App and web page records
====
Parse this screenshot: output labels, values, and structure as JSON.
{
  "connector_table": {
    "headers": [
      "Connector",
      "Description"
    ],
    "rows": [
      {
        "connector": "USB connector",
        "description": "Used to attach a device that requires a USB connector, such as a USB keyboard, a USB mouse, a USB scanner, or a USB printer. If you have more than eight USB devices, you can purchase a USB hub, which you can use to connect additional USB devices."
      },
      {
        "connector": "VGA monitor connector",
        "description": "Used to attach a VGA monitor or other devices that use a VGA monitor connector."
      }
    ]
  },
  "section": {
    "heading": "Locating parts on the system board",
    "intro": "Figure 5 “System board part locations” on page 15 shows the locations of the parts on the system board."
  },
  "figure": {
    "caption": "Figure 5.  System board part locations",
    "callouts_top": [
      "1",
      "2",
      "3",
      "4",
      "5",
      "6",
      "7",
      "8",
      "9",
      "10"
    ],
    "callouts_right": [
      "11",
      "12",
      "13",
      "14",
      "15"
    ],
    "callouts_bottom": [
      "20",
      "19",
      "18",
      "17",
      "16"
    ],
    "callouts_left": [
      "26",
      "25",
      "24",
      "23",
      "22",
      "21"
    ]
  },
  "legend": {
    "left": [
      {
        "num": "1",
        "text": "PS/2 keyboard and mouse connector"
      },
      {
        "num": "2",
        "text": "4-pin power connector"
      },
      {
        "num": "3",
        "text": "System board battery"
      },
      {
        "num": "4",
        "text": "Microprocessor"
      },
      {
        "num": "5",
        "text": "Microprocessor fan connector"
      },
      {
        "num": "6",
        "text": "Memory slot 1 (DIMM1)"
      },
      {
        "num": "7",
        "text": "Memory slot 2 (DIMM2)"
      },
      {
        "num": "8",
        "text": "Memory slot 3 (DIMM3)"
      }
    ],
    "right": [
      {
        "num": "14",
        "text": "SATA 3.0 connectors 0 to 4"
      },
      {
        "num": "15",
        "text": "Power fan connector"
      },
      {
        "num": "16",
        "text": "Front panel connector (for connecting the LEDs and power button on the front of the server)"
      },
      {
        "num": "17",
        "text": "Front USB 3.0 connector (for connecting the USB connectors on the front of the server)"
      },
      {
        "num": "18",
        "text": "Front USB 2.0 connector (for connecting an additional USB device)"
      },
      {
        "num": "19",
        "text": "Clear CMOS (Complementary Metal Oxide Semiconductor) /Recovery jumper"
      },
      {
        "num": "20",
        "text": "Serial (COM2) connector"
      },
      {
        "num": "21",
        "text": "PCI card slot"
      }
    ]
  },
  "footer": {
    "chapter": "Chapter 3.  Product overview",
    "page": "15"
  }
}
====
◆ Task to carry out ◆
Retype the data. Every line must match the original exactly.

◆ Completed exercise ◆
Parse this screenshot: output labels, values, and structure as JSON.
{
  "connector_table": {
    "headers": [
      "Connector",
      "Description"
    ],
    "rows": [
      {
        "connector": "USB connector",
        "description": "Used to attach a device that requires a USB connector, such as a USB keyboard, a USB mouse, a USB scanner, or a USB printer. If you have more than eight USB devices, you can purchase a USB hub, which you can use to connect additional USB devices."
      },
      {
        "connector": "VGA monitor connector",
        "description": "Used to attach a VGA monitor or other devices that use a VGA monitor connector."
      }
    ]
  },
  "section": {
    "heading": "Locating parts on the system board",
    "intro": "Figure 5 “System board part locations” on page 15 shows the locations of the parts on the system board."
  },
  "figure": {
    "caption": "Figure 5.  System board part locations",
    "callouts_top": [
      "1",
      "2",
      "3",
      "4",
      "5",
      "6",
      "7",
      "8",
      "9",
      "10"
    ],
    "callouts_right": [
      "11",
      "12",
      "13",
      "14",
      "15"
    ],
    "callouts_bottom": [
      "20",
      "19",
      "18",
      "17",
      "16"
    ],
    "callouts_left": [
      "26",
      "25",
      "24",
      "23",
      "22",
      "21"
    ]
  },
  "legend": {
    "left": [
      {
        "num": "1",
        "text": "PS/2 keyboard and mouse connector"
      },
      {
        "num": "2",
        "text": "4-pin power connector"
      },
      {
        "num": "3",
        "text": "System board battery"
      },
      {
        "num": "4",
        "text": "Microprocessor"
      },
      {
        "num": "5",
        "text": "Microprocessor fan connector"
      },
      {
        "num": "6",
        "text": "Memory slot 1 (DIMM1)"
      },
      {
        "num": "7",
        "text": "Memory slot 2 (DIMM2)"
      },
      {
        "num": "8",
        "text": "Memory slot 3 (DIMM3)"
      }
    ],
    "right": [
      {
        "num": "14",
        "text": "SATA 3.0 connectors 0 to 4"
      },
      {
        "num": "15",
        "text": "Power fan connector"
      },
      {
        "num": "16",
        "text": "Front panel connector (for connecting the LEDs and power button on the front of the server)"
      },
      {
        "num": "17",
        "text": "Front USB 3.0 connector (for connecting the USB connectors on the front of the server)"
      },
      {
        "num": "18",
        "text": "Front USB 2.0 connector (for connecting an additional USB device)"
      },
      {
        "num": "19",
        "text": "Clear CMOS (Complementary Metal Oxide Semiconductor) /Recovery jumper"
      },
      {
        "num": "20",
        "text": "Serial (COM2) connector"
      },
      {
        "num": "21",
        "text": "PCI card slot"
      }
    ]
  },
  "footer": {
    "chapter": "Chapter 3.  Product overview",
    "page": "15"
  }
}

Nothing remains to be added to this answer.